Nov. 28, 2018
Well, how was your Thanksgiving? Did you get enough to eat? Spend some quality time with family? Go to a parade or watch some football? Mine didn’t work out exactly as planned, yet I still managed to eat more than I should have, see family and friends and properly give thanks. All in all, it was a pretty good day.
My family’s conversations are usually pretty genial around the holidays, but I know that’s not the case for everyone. Holiday dinners can easily break out into heated discussions about politics, religion, social issues and any number of hot-button topics. Even food itself can cause arguments — and I don’t mean about the use of marshmallows on the sweet potatoes.
The use of GMOs, or genetically modified organisms, in food production, is one of the most debated topics about what we eat. It’s tough to sort through the information from both sides and almost impossible to figure out what’s true and what isn’t.

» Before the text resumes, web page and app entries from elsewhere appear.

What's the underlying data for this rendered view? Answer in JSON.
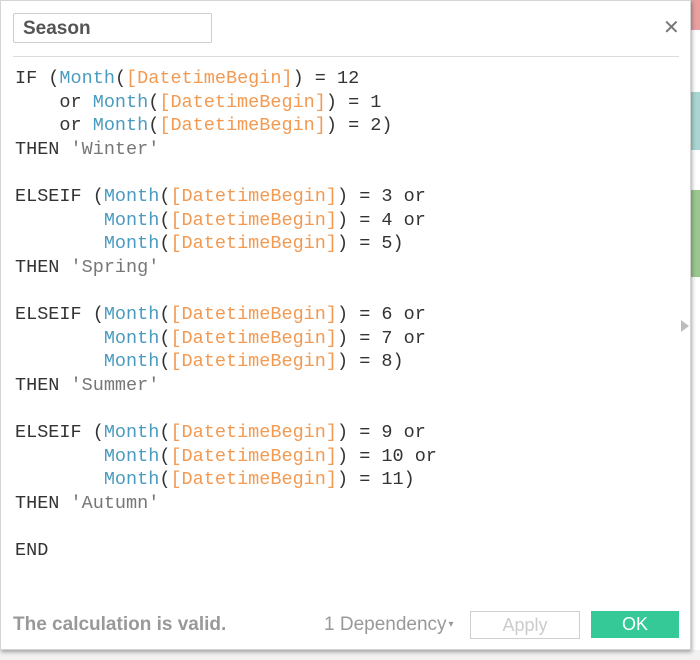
{
  "dialog": {
    "calc_name": "Season",
    "close_icon": "close-icon",
    "code_lines": [
      [
        [
          "kw",
          "IF ("
        ],
        [
          "fn",
          "Month"
        ],
        [
          "kw",
          "("
        ],
        [
          "fld",
          "[DatetimeBegin]"
        ],
        [
          "kw",
          ") = 12"
        ]
      ],
      [
        [
          "kw",
          "    or "
        ],
        [
          "fn",
          "Month"
        ],
        [
          "kw",
          "("
        ],
        [
          "fld",
          "[DatetimeBegin]"
        ],
        [
          "kw",
          ") = 1"
        ]
      ],
      [
        [
          "kw",
          "    or "
        ],
        [
          "fn",
          "Month"
        ],
        [
          "kw",
          "("
        ],
        [
          "fld",
          "[DatetimeBegin]"
        ],
        [
          "kw",
          ") = 2)"
        ]
      ],
      [
        [
          "kw",
          "THEN "
        ],
        [
          "str",
          "'Winter'"
        ]
      ],
      [],
      [
        [
          "kw",
          "ELSEIF ("
        ],
        [
          "fn",
          "Month"
        ],
        [
          "kw",
          "("
        ],
        [
          "fld",
          "[DatetimeBegin]"
        ],
        [
          "kw",
          ") = 3 or"
        ]
      ],
      [
        [
          "kw",
          "        "
        ],
        [
          "fn",
          "Month"
        ],
        [
          "kw",
          "("
        ],
        [
          "fld",
          "[DatetimeBegin]"
        ],
        [
          "kw",
          ") = 4 or"
        ]
      ],
      [
        [
          "kw",
          "        "
        ],
        [
          "fn",
          "Month"
        ],
        [
          "kw",
          "("
        ],
        [
          "fld",
          "[DatetimeBegin]"
        ],
        [
          "kw",
          ") = 5)"
        ]
      ],
      [
        [
          "kw",
          "THEN "
        ],
        [
          "str",
          "'Spring'"
        ]
      ],
      [],
      [
        [
          "kw",
          "ELSEIF ("
        ],
        [
          "fn",
          "Month"
        ],
        [
          "kw",
          "("
        ],
        [
          "fld",
          "[DatetimeBegin]"
        ],
        [
          "kw",
          ") = 6 or"
        ]
      ],
      [
        [
          "kw",
          "        "
        ],
        [
          "fn",
          "Month"
        ],
        [
          "kw",
          "("
        ],
        [
          "fld",
          "[DatetimeBegin]"
        ],
        [
          "kw",
          ") = 7 or"
        ]
      ],
      [
        [
          "kw",
          "        "
        ],
        [
          "fn",
          "Month"
        ],
        [
          "kw",
          "("
        ],
        [
          "fld",
          "[DatetimeBegin]"
        ],
        [
          "kw",
          ") = 8)"
        ]
      ],
      [
        [
          "kw",
          "THEN "
        ],
        [
          "str",
          "'Summer'"
        ]
      ],
      [],
      [
        [
          "kw",
          "ELSEIF ("
        ],
        [
          "fn",
          "Month"
        ],
        [
          "kw",
          "("
        ],
        [
          "fld",
          "[DatetimeBegin]"
        ],
        [
          "kw",
          ") = 9 or"
        ]
      ],
      [
        [
          "kw",
          "        "
        ],
        [
          "fn",
          "Month"
        ],
        [
          "kw",
          "("
        ],
        [
          "fld",
          "[DatetimeBegin]"
        ],
        [
          "kw",
          ") = 10 or"
        ]
      ],
      [
        [
          "kw",
          "        "
        ],
        [
          "fn",
          "Month"
        ],
        [
          "kw",
          "("
        ],
        [
          "fld",
          "[DatetimeBegin]"
        ],
        [
          "kw",
          ") = 11)"
        ]
      ],
      [
        [
          "kw",
          "THEN "
        ],
        [
          "str",
          "'Autumn'"
        ]
      ],
      [],
      [
        [
          "kw",
          "END"
        ]
      ]
    ],
    "status": "The calculation is valid.",
    "dependency_label": "1 Dependency",
    "dependency_caret": "▾",
    "apply_label": "Apply",
    "ok_label": "OK",
    "colors": {
      "function": "#4a9bc0",
      "field": "#f39a52",
      "string": "#777777",
      "ok_button": "#34c997"
    }
  },
  "background": {
    "strips": [
      "#e8a0a0",
      "#a9d5d2",
      "#9bc78f"
    ]
  }
}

Brad Day, a professor of plant, soil and microbial sciences, says, “It’s important to understand that all organisms — not just those that are the basis of foods — are genetically modified in some way, shape or form.” According to him, even radiation from the sun can cause changes in the genome.

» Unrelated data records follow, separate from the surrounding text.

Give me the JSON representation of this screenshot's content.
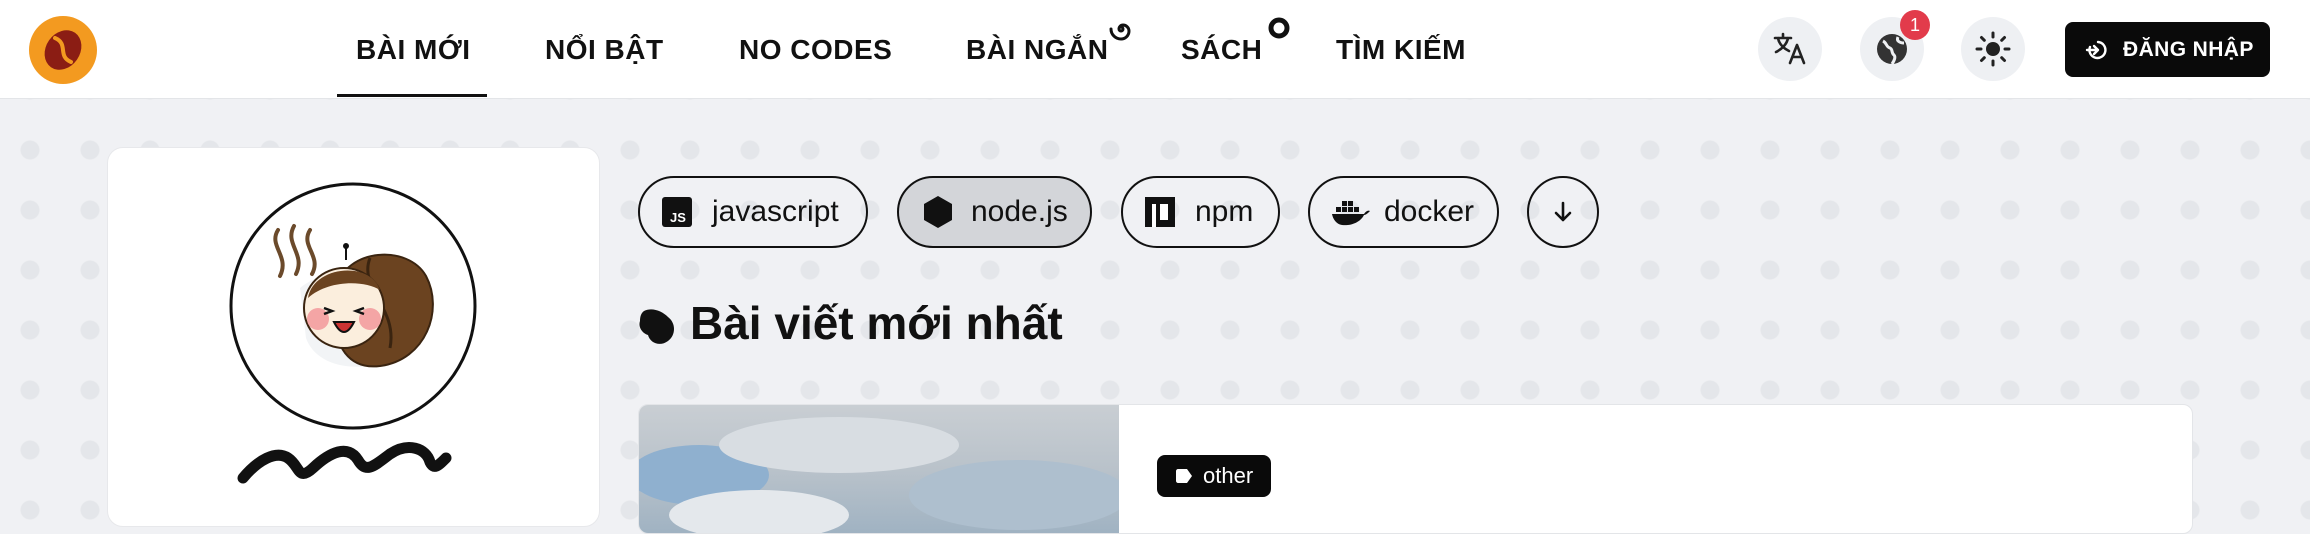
{
  "header": {
    "nav": [
      {
        "label": "BÀI MỚI",
        "active": true
      },
      {
        "label": "NỔI BẬT"
      },
      {
        "label": "NO CODES"
      },
      {
        "label": "BÀI NGẮN"
      },
      {
        "label": "SÁCH"
      },
      {
        "label": "TÌM KIẾM"
      }
    ],
    "notification_count": "1",
    "login_label": "ĐĂNG NHẬP"
  },
  "tags": [
    {
      "label": "javascript",
      "icon": "js-icon",
      "active": false
    },
    {
      "label": "node.js",
      "icon": "hexagon-icon",
      "active": true
    },
    {
      "label": "npm",
      "icon": "npm-icon",
      "active": false
    },
    {
      "label": "docker",
      "icon": "docker-icon",
      "active": false
    }
  ],
  "section": {
    "title": "Bài viết mới nhất"
  },
  "post": {
    "category": "other"
  },
  "colors": {
    "accent": "#f39a20",
    "badge": "#e23b4b",
    "dark": "#0a0a0a"
  }
}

Day is just one of the MSU scientists who is working to answer questions about whether GMOs are safe and necessary. Check out the MSUTODAY FEATURE: GMOs 101, to get real answers from expert Spartan researchers.
Douglas Buhler, director of MSU AgBioResearch, is another scientist examining GMOs and their implications. He says researchers, including himself, haven’t been effective listeners and need to change their actions and words to gain trust from society. Read his FACULTY VOICE: Look in the mirror, to learn more about his thoughts on the topic.
For me, Thanksgiving always reminds me to be grateful for the food on my table. I’m always taken back to when I traveled the world to places where food insecurity, devastating malnutrition and famine are daily threats. I’m also reminded to be grateful for Spartan researchers who are dedicated to finding solutions to this incredibly challenging problem.
I also give thanks, every day, for good health. As someone with a heart condition, I never take any day for granted. As someone who has a little too much perspective on my own mortality, I’m eternally grateful for doctors, nurses, scientists, engineers and countless others who dedicate their lives to healing others.
Justin Alexander, a junior majoring in experience architecture, knows all too well how good health isn’t something to be taken for granted. Diagnosed with cancer at the end of his freshman year, he found the strength in the Spartan community to fight the battle and return to MSU. Watch the moving video in the STUDENT VIEW: Spartan strong, to learn more about this courageous young man and his determination to get back to school.
I can’t imagine the battle Justin fought to get well and return to campus. I’m proud of the Spartans who joined with him to make sure he wasn’t fighting alone. I’m proud, but not surprised, because that’s what Spartans do.
Yesterday, thousands of Spartans let students know they aren’t alone by pitching in during Give Green Day, to give back and help current and future students. More than $730,000 was raised in a 24-hour period. Even if you missed it yesterday, there’s still time to make a difference. I'm certain there's a college or program you can get behind supporting.
It is the season of giving, but not all gifts come with a price tag. Some of the best gifts come simply from the heart. With that spirit in mind, this year, we’re asking Spartans to open their hearts and share a special wish for other Spartans. We’re collecting them through social media and will eventually allow current students to receive a message of good will from those we receive. It’s easy, it’s free and it could make a difference. Check out What’s your wish? and submit yours today. (And be on the lookout for more on this project in the future.)
Maybe your Thanksgiving didn’t turn out as planned. Maybe you even got into a fight with your uncle and had to duck a flying crescent roll. Put that in the past, be grateful for the good things in your life and take a minute to share some good will with someone else. #SpartansWill.
Photo by Derrick L. Turner